In our part of the world, most of us reach middle age without ever seeing a dead body, making death a subject of fascination. Death is just out of reach, yet it affects us all – it is both universal and indiscriminate. Death – A Self-Portrait, the new exhibition at the Wellcome Collection encourages us to use death as a means of better understanding life.
The Wellcome Collection asks visitors to its website to “Tell us about an object that makes you think of death: a reminder of someone you lost, a family heirloom, something associated with a death itself, or anything else.” And there are many such items on show in the exhibition, just as there are many faces of death:
German Anton Sohn (1769-1840) created a series of 42 hand painted terracotta Dance of Death figures, inspired by a famous mural in the cemetery of a Dominican friary in Basel.
Japanese Izumi Sukeyuki (1838-1920) sculpted a curious snake exploring a skull – an okimono (decorative object) expressing the Buddhist vision of the ongoing existence of the soul, which is thought to undergo perpetual transformation into new states of being. Plus a snake is believed to be reborn every time it sheds its skin.
Metamorphic postcards (c.1900-10) feature whimsical illustrations that are “lent a surreal pathos by the grinning skulls into which they transform, becoming turn of the century interpretations of the vanitas theme.” The phrase ‘vanitas vanitatum omnia vanitas’ comes from the Bible (Ecclesiastes I) and is translated as ‘vanity of vanities; all is vanity’ – a moralistic invitation to dwell on the necessity of eternal salvation, as opposed to the acquisition of worldly goods.

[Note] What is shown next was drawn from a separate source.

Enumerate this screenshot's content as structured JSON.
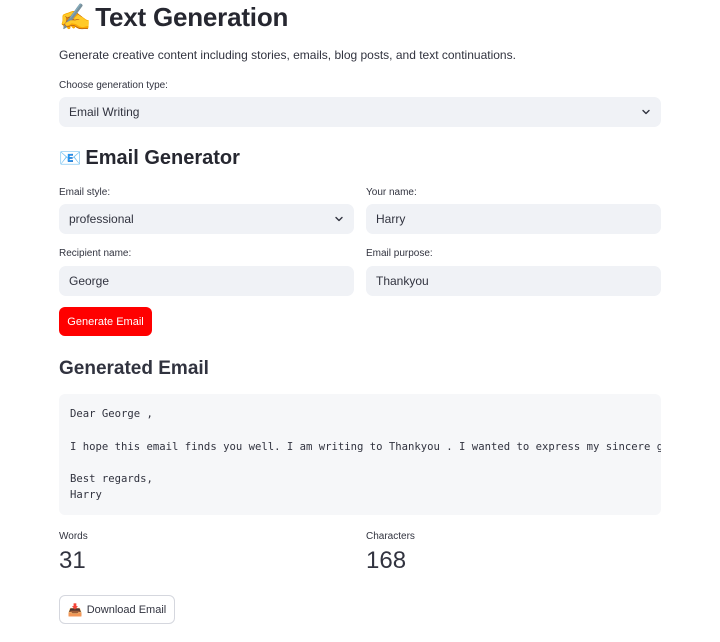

These are just a few of the many and varied pieces on show. But can art help us to cope with the prospect of death? Why are the inanimate objects of burial ritual and mourning universally deemed to have significance? And how can possessions activate memories that assist us in coming to terms with bereavement, and perhaps even our own mortality?
I look forward to hearing your thoughts on this subject – and do feel free to share details of your own actual or suggested ‘objects of death’.